follow us
Follow us:
Facebook/iependoarp Twitter/iependoarp Instagram/iependoarp
Each business day an episode in your mailbox?
< Back to overview

The village

Almost all the farms and typical local houses in the village have been renovated and enlarged to meet modern demands of living comfortably , but those who look beyond the corresponding details, will discover that the atmosphere from the late 19th century has been preserved reasonably well. Feanwâldsterwâl with its three hundred inhabitants was a village which couldn’t name itself a village, until 2011, when a couple of tenacious residents made sure that Feanwâldsterwâl got its village status. Thus Feanwâldsterwâl became officially the youngest village of the Netherlands.

De Waterwal


A village which in ‘De vertellingen van Wilt Tjaarda’ (The tales of Wilt Tjaarda) (Amsterdam 1982, semi-autobiographical stories by Theun de Vries – Wahrheid und Dichtung!- ) appears as ‘De Waterwal’ and has been described like this: “The oldest part of the village meanwhile had become an outside neighbourhood, far from church and school - a canal with straight, dead end ditches, where devout cow milkers and fishermen lived. There was also a shipyard where they built and repaired boats (...)”

And: “The people from De Waterwal didn’t greet each other much; they’d even stare suspiciously and immovably at those who lived in the church village when they’d pass by, and only on Sunday evenings did they dare to go to the border of their canal, to the junction where since the eighties a horse trampassed. They stood there in dense, dark crowds.
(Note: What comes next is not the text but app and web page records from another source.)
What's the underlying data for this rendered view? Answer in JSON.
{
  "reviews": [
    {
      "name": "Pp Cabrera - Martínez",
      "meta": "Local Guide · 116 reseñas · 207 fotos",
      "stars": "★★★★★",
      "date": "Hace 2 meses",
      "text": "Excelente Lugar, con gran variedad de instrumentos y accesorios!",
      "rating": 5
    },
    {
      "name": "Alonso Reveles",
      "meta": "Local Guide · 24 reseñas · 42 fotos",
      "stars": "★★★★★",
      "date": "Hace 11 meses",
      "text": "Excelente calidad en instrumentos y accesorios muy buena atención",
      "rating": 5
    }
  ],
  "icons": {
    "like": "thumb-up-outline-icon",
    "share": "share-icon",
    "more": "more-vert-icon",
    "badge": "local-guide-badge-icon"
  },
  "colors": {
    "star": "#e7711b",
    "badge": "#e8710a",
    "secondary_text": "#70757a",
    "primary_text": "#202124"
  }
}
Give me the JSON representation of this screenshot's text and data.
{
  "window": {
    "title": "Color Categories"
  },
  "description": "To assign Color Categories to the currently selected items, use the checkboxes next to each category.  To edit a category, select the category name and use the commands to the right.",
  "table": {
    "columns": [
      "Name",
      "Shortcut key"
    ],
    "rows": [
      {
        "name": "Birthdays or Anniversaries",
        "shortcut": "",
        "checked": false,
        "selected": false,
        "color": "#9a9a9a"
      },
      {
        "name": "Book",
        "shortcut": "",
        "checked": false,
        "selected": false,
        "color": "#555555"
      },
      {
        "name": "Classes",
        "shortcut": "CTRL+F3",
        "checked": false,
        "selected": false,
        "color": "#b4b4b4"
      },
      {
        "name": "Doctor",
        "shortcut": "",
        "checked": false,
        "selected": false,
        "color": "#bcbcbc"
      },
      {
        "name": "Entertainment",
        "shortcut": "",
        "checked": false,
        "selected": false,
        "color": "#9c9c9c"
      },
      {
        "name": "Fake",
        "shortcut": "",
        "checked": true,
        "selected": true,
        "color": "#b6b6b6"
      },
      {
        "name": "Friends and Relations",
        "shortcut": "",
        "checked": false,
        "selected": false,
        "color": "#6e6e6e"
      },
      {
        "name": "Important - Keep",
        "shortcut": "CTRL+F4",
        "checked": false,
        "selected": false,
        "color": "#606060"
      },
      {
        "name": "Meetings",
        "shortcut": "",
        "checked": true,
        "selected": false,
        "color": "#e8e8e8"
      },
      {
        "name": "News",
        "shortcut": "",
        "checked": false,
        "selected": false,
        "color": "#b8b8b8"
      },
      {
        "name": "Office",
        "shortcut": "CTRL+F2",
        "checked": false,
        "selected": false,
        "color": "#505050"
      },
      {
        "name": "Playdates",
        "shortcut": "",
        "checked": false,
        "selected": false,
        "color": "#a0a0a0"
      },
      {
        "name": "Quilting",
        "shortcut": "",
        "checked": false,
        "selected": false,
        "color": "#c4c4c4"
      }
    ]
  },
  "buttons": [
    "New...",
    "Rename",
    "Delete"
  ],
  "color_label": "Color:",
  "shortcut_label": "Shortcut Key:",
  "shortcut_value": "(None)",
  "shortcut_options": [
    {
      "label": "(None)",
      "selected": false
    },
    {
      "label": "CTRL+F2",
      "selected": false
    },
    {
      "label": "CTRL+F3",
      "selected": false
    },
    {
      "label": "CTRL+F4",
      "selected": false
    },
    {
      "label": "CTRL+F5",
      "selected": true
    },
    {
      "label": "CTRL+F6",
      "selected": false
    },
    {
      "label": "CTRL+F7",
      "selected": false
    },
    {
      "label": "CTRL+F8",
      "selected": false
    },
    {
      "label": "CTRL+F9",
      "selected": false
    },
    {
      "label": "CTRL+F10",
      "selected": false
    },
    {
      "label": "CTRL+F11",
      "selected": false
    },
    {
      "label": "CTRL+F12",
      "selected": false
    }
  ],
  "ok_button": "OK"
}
The elderly were silent most of the time and looked from underneath the stiff peaks of their black silk farmer caps with suspicious and cold glances at what passed by.”

Happy childhood


This introverted, distant attitude, described by Theun de Vries, some will still experience today. Sjoerd Litjens: “When we moved from Amsterdam to Feanwâldsterwâl in the eighties, some villagers turned out to be hard to guess. But nevertheless, we never felt unwelcome. Even more, the village proved to be the place of a particularly happy childhood, we were ‘different’, but even so part of a warm and caring community, where people lived and let live.”